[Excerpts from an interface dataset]
+---+

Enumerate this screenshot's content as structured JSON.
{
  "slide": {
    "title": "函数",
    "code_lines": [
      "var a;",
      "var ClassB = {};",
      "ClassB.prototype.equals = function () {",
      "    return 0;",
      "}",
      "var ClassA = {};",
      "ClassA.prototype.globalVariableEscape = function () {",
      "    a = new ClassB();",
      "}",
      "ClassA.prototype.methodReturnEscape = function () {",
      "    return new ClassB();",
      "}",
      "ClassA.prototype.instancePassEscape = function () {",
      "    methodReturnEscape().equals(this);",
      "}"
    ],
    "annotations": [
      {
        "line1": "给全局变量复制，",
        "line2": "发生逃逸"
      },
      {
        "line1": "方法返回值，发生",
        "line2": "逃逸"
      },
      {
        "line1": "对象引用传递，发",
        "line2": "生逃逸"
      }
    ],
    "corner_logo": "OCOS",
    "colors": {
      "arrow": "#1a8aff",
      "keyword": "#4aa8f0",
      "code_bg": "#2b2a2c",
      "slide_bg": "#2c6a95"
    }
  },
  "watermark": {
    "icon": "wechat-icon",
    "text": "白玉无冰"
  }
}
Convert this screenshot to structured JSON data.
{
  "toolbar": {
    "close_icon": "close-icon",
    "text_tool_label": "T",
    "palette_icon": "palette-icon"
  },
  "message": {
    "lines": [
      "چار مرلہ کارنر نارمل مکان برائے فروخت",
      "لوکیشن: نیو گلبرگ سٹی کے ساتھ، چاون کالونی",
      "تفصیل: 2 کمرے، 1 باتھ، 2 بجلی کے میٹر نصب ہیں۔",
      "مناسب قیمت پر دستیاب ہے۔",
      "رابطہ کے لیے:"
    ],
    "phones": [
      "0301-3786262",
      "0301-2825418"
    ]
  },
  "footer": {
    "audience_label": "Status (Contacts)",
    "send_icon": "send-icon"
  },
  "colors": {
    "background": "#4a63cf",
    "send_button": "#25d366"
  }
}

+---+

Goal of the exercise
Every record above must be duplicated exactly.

Reply
Enumerate this screenshot's content as structured JSON.
{
  "slide": {
    "title": "函数",
    "code_lines": [
      "var a;",
      "var ClassB = {};",
      "ClassB.prototype.equals = function () {",
      "    return 0;",
      "}",
      "var ClassA = {};",
      "ClassA.prototype.globalVariableEscape = function () {",
      "    a = new ClassB();",
      "}",
      "ClassA.prototype.methodReturnEscape = function () {",
      "    return new ClassB();",
      "}",
      "ClassA.prototype.instancePassEscape = function () {",
      "    methodReturnEscape().equals(this);",
      "}"
    ],
    "annotations": [
      {
        "line1": "给全局变量复制，",
        "line2": "发生逃逸"
      },
      {
        "line1": "方法返回值，发生",
        "line2": "逃逸"
      },
      {
        "line1": "对象引用传递，发",
        "line2": "生逃逸"
      }
    ],
    "corner_logo": "OCOS",
    "colors": {
      "arrow": "#1a8aff",
      "keyword": "#4aa8f0",
      "code_bg": "#2b2a2c",
      "slide_bg": "#2c6a95"
    }
  },
  "watermark": {
    "icon": "wechat-icon",
    "text": "白玉无冰"
  }
}
Convert this screenshot to structured JSON data.
{
  "toolbar": {
    "close_icon": "close-icon",
    "text_tool_label": "T",
    "palette_icon": "palette-icon"
  },
  "message": {
    "lines": [
      "چار مرلہ کارنر نارمل مکان برائے فروخت",
      "لوکیشن: نیو گلبرگ سٹی کے ساتھ، چاون کالونی",
      "تفصیل: 2 کمرے، 1 باتھ، 2 بجلی کے میٹر نصب ہیں۔",
      "مناسب قیمت پر دستیاب ہے۔",
      "رابطہ کے لیے:"
    ],
    "phones": [
      "0301-3786262",
      "0301-2825418"
    ]
  },
  "footer": {
    "audience_label": "Status (Contacts)",
    "send_icon": "send-icon"
  },
  "colors": {
    "background": "#4a63cf",
    "send_button": "#25d366"
  }
}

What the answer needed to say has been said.